• _Work to complete_
If a line in the entries below includes "title", pick it out and copy it.

[Material for this task — start]

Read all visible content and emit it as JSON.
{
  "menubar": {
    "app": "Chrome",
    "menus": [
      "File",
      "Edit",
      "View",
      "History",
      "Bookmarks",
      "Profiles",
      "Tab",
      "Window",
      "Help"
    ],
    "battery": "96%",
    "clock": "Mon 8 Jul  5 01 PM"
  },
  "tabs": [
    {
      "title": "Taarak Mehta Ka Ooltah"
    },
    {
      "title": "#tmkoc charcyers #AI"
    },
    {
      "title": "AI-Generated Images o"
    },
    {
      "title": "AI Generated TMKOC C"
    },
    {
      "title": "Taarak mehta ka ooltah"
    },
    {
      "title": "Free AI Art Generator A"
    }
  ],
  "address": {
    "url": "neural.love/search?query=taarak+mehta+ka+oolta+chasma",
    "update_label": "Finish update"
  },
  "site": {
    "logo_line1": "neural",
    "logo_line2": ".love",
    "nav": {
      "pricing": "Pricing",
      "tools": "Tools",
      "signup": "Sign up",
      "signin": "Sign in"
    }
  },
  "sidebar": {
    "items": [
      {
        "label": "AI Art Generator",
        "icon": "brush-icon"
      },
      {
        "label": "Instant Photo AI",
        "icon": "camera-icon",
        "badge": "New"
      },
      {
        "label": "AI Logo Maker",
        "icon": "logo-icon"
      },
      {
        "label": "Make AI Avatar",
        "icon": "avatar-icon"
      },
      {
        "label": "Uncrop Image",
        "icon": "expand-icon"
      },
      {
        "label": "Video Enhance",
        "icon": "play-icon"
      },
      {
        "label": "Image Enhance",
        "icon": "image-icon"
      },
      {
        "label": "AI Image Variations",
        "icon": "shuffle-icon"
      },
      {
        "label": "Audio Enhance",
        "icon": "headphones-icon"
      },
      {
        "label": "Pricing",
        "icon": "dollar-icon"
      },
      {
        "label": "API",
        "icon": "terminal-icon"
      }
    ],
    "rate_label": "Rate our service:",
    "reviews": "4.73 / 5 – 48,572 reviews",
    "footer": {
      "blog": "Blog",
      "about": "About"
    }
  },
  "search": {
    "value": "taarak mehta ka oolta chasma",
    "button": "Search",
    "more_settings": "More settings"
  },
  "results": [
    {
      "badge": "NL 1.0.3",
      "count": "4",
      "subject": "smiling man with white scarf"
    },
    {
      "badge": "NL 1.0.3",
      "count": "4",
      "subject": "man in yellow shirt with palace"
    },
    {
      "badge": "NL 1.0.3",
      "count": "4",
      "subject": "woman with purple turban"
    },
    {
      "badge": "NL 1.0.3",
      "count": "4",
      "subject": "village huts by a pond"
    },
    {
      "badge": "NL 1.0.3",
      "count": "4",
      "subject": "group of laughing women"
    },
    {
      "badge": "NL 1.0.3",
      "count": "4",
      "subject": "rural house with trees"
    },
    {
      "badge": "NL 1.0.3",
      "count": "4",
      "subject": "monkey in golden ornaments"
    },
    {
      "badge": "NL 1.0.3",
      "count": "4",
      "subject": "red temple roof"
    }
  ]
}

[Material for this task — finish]

• _Answer to the problem_
      "title": "Taarak Mehta Ka Ooltah"
      "title": "#tmkoc charcyers #AI"
      "title": "AI-Generated Images o"
      "title": "AI Generated TMKOC C"
      "title": "Taarak mehta ka ooltah"
      "title": "Free AI Art Generator A"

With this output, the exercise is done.